Now Reading: My Problems with “Stranger Things 3”


My Problems with “Stranger Things 3”

July 12, 20195 min read

Spoilers Alert!

Independence Day, the official holiday of summer. Some people look forward to the fireworks or the barbecues. I, however, was looking forward to the highly anticipated drop with Stranger Things 3. By the time July 5th rolled around, I had finished the entire season, and while it did not disappoint, it didn’t astound either. Here are some of the problems I had with Stranger Things 3.

The OCness of Jim Hopper

Photo Via Express

Jim Hopper went from brooding badass to “manbaby” in six months. Basically, the Duffer brothers did to him the same thing the Russo brothers did to Thor in Endgame (apparently a weight gains leads to a dramatic reduction in maturity.) Hopper’s control of his temper completely disappeared, and while his heroism is still on display, his dignity is nowhere to be found.

This overtly emotional Hopper can perhaps be explained by El (who, as he says in his posthumous monologue, brought him out of his “cave”).  Since Hopper let down his tough demeanor to let love into his life, he is more vulnerable to hurt.

However, it wasn’t Hopper’s immaturity that got me. It was his carefreeness. Hopper has changed from not letting his daughter out of a cabin for almost a year to nonchalantly brushing off Joyce’s concerns about the children, even when it is revealed that the Russians are REOPENING THE GATE. After season 2, I was all about Hopper being less protective of El, but his character went too far down the spectrum for me.

Everything was too coincidental

Photo Via Metro

While the plotlines with Dustin are always entertaining, this one was a little less rewarding. Last season, when he happens to find a baby Demagorgon, I did not think too much of it, Namely, I was too embroiled in the adorableness/mystery of D’art.

However, this Russian plot line was much weaker. As if by divine intervention, Dustin is once again the subject to miraculous fate inadvertently listening in on a Russian transmission. While Dustin is a very entertaining character, using luck and coincidence to form all his plotlines (both with D’art and with the Russians) seems like lazy writing.
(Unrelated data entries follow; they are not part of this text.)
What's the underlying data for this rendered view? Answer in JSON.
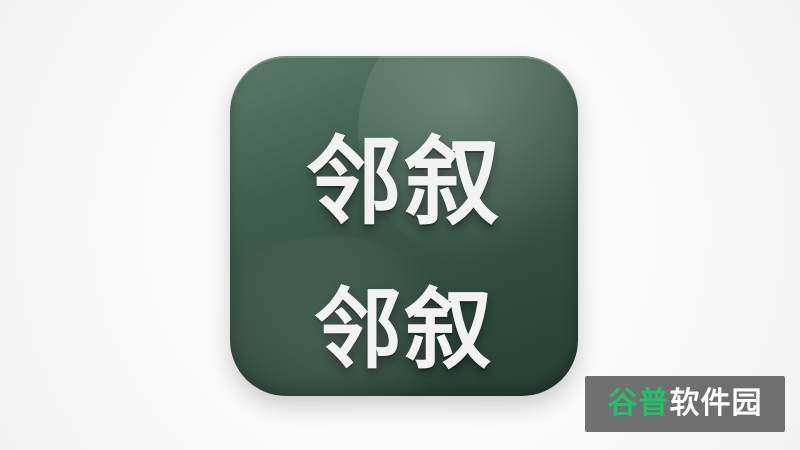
{
  "icon": {
    "line1": "邻叙",
    "line2": "邻叙",
    "colors": {
      "tile": "#3f5d4f",
      "text": "#f2f2f2"
    }
  },
  "watermark": {
    "part1": "谷普",
    "part2": "软件园",
    "colors": {
      "background": "#000000",
      "accent": "#23c06b",
      "text": "#ffffff"
    }
  }
}
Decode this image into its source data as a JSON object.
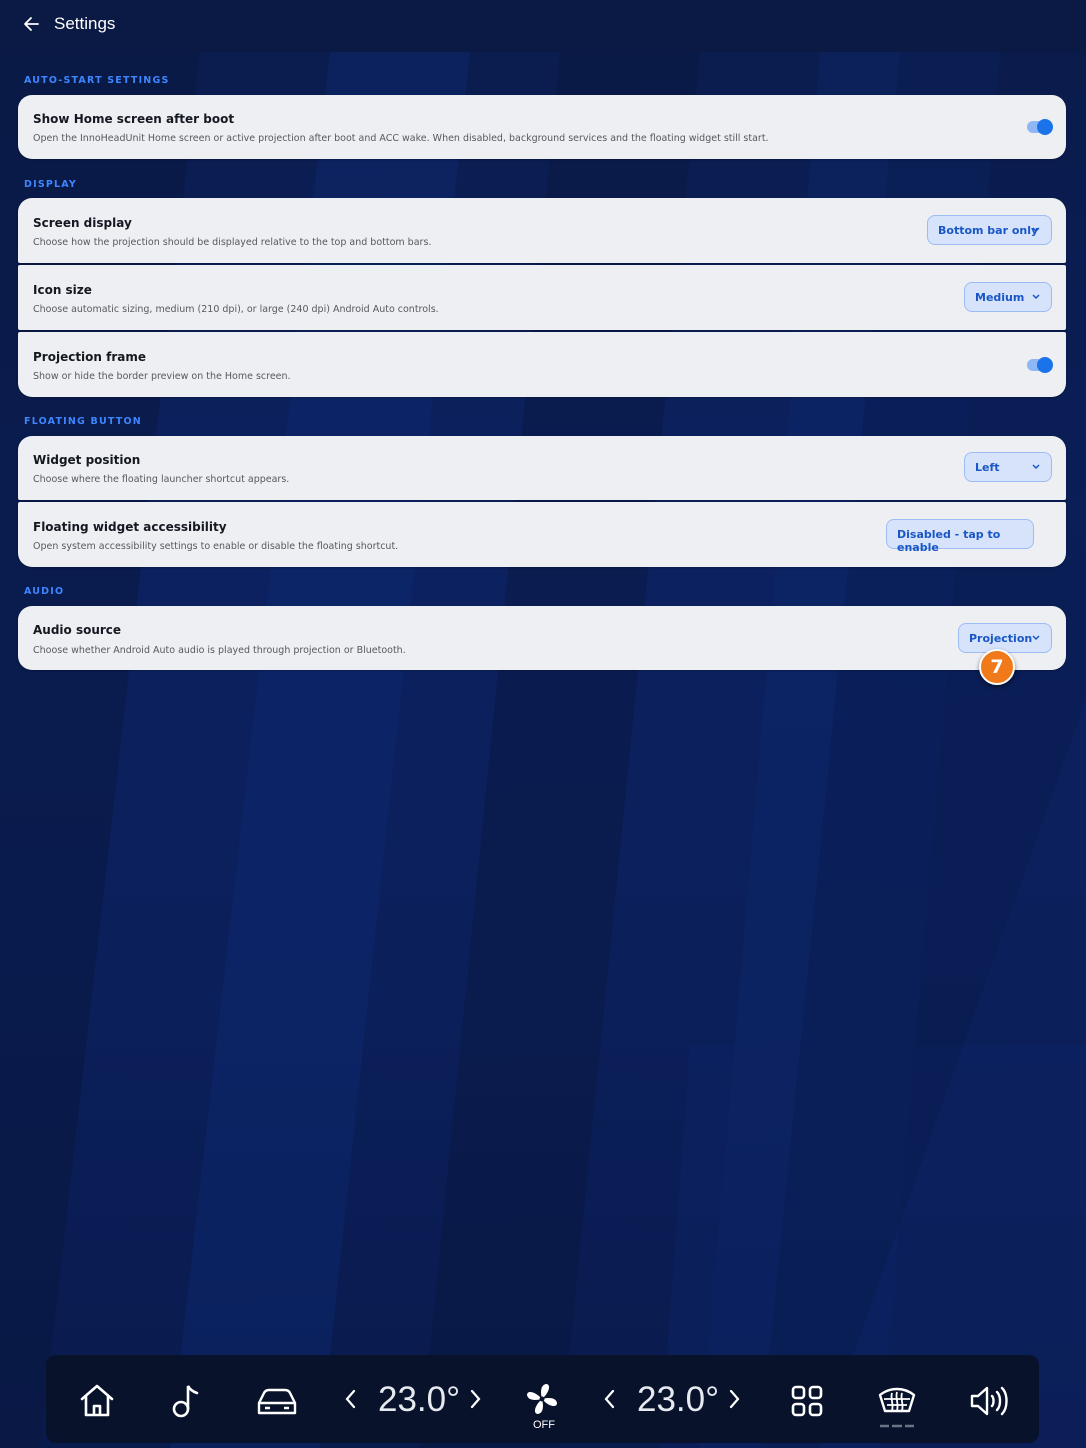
{
  "header": {
    "title": "Settings",
    "back_icon": "arrow-left-icon"
  },
  "sections": {
    "autostart": "AUTO-START SETTINGS",
    "display": "DISPLAY",
    "floating": "FLOATING BUTTON",
    "audio": "AUDIO"
  },
  "settings": {
    "show_home": {
      "title": "Show Home screen after boot",
      "desc": "Open the InnoHeadUnit Home screen or active projection after boot and ACC wake. When disabled, background services and the floating widget still start.",
      "enabled": true
    },
    "screen_display": {
      "title": "Screen display",
      "desc": "Choose how the projection should be displayed relative to the top and bottom bars.",
      "value": "Bottom bar only"
    },
    "icon_size": {
      "title": "Icon size",
      "desc": "Choose automatic sizing, medium (210 dpi), or large (240 dpi) Android Auto controls.",
      "value": "Medium"
    },
    "projection_frame": {
      "title": "Projection frame",
      "desc": "Show or hide the border preview on the Home screen.",
      "enabled": true
    },
    "widget_position": {
      "title": "Widget position",
      "desc": "Choose where the floating launcher shortcut appears.",
      "value": "Left"
    },
    "floating_accessibility": {
      "title": "Floating widget accessibility",
      "desc": "Open system accessibility settings to enable or disable the floating shortcut.",
      "button": "Disabled - tap to enable"
    },
    "audio_source": {
      "title": "Audio source",
      "desc": "Choose whether Android Auto audio is played through projection or Bluetooth.",
      "value": "Projection"
    }
  },
  "badge": {
    "number": "7"
  },
  "dock": {
    "left_temp": "23.0°",
    "right_temp": "23.0°",
    "fan_status": "OFF",
    "icons": [
      "home-icon",
      "music-note-icon",
      "car-icon",
      "chevron-left-icon",
      "chevron-right-icon",
      "fan-icon",
      "apps-grid-icon",
      "rear-defrost-icon",
      "volume-icon"
    ]
  },
  "colors": {
    "accent": "#1a73e8",
    "section_label": "#3e86ff",
    "card_bg": "#eeeff3",
    "badge": "#f07a1a",
    "dock_bg": "#08122b"
  }
}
It also felt like the writers missed a golden opportunity to introduce Maya. She could’ve been more essential to the plotline. If Maya had stumbled upon the Russian code, instead of simply tagging along with Steve and Dustin, her presence in the show would have been a lot more digestible.

Also, the way the Russian plot line unraveled was a bit disappointing. When Maya put all the “clues” in the Russian code together to discover that they were talking about the mall, I did not get that “OH WOW” moment I’m supposed to with mysteries. I was more like, “I mean, I guess?”
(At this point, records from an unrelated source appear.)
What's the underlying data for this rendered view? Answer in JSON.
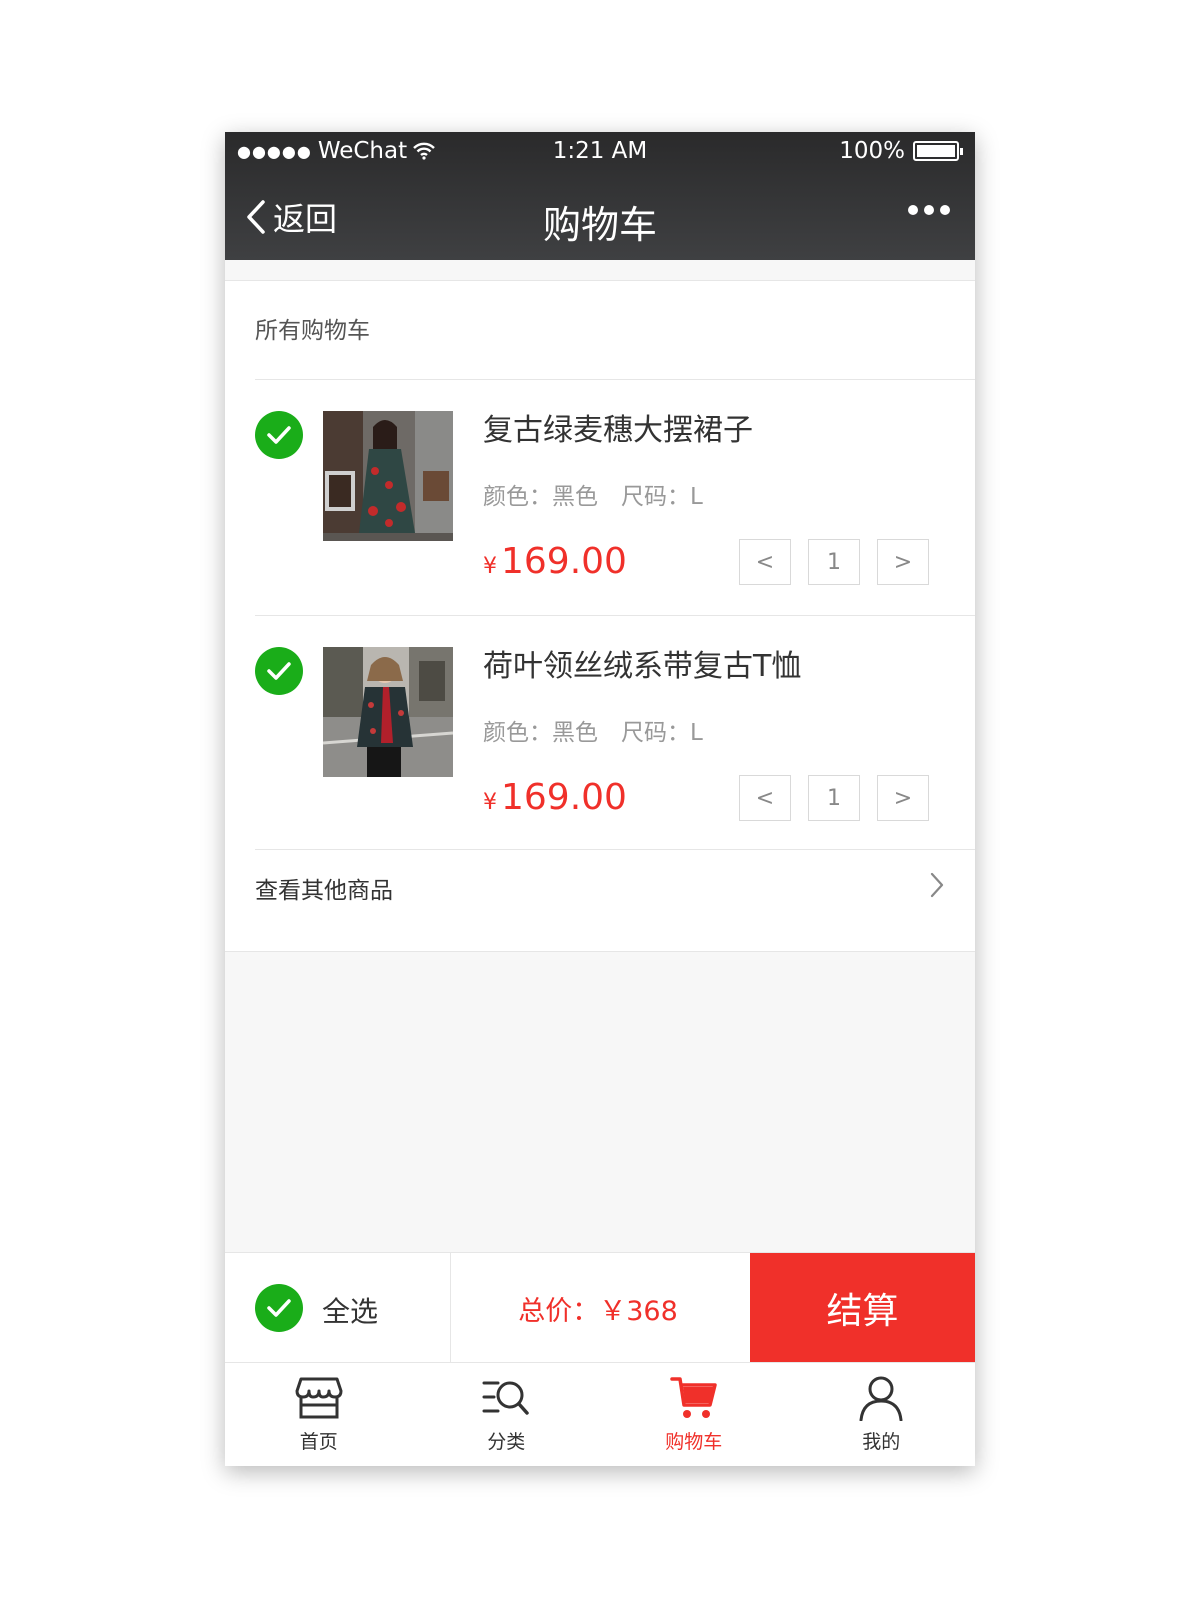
{
  "status_bar": {
    "carrier": "WeChat",
    "signal_dots": "●●●●●",
    "time": "1:21 AM",
    "battery": "100%",
    "icons": [
      "wifi-icon",
      "battery-icon"
    ]
  },
  "nav": {
    "back_label": "返回",
    "title": "购物车",
    "more_icon": "more-dots-icon"
  },
  "cart": {
    "section_title": "所有购物车",
    "items": [
      {
        "name": "复古绿麦穗大摆裙子",
        "spec": "颜色：黑色　尺码：L",
        "currency": "¥",
        "price": "169.00",
        "qty": "1",
        "dec": "<",
        "inc": ">"
      },
      {
        "name": "荷叶领丝绒系带复古T恤",
        "spec": "颜色：黑色　尺码：L",
        "currency": "¥",
        "price": "169.00",
        "qty": "1",
        "dec": "<",
        "inc": ">"
      }
    ],
    "other_label": "查看其他商品"
  },
  "checkout_bar": {
    "select_all": "全选",
    "total": "总价：￥368",
    "checkout": "结算"
  },
  "tabbar": {
    "items": [
      {
        "label": "首页",
        "icon": "store-icon"
      },
      {
        "label": "分类",
        "icon": "category-search-icon"
      },
      {
        "label": "购物车",
        "icon": "cart-icon"
      },
      {
        "label": "我的",
        "icon": "user-icon"
      }
    ]
  },
  "colors": {
    "accent": "#f0302a",
    "check": "#1aad19",
    "header": "#2f3032"
  }
}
Where’s the suspense?

Photo Via IGN

I remember watching the first two seasons of Stranger Things. I remember holding my breath when Nancy enters the Upside Down, feet away from the bloodthirsty Demagorgons. I remember gripping the couch’s arms as Bob navigated though the Derma-dog infested labs.

Season 3 did not have any of that suspense. I think, partly because there wasn’t a lot of mystery. You know that the Mind Flayer is back (the only mystery with the Mind Flayer is really how he is back). You know what he wants. You know early on he’s making some monster.

Stranger Things 3 seems like a well-written fanfic, namely because of the underdeveloped plot and focus on individual character drama.

Featured Image Via Movie Fone.



How do you vote?

0 People voted this article. 0 Upvotes - 0 Downvotes.

Maya Shah

Born in raised in Middletown, New Jersey, Maya Shah is a writer, film enthusiast, and superhero at heart. In addition to journalism, Maya has written her first novel, The Demon's Angel and will be speaking at the Collingswood Book Festival this October. In her spare time, Maya loves running, reading, and rewatching Marvel movies.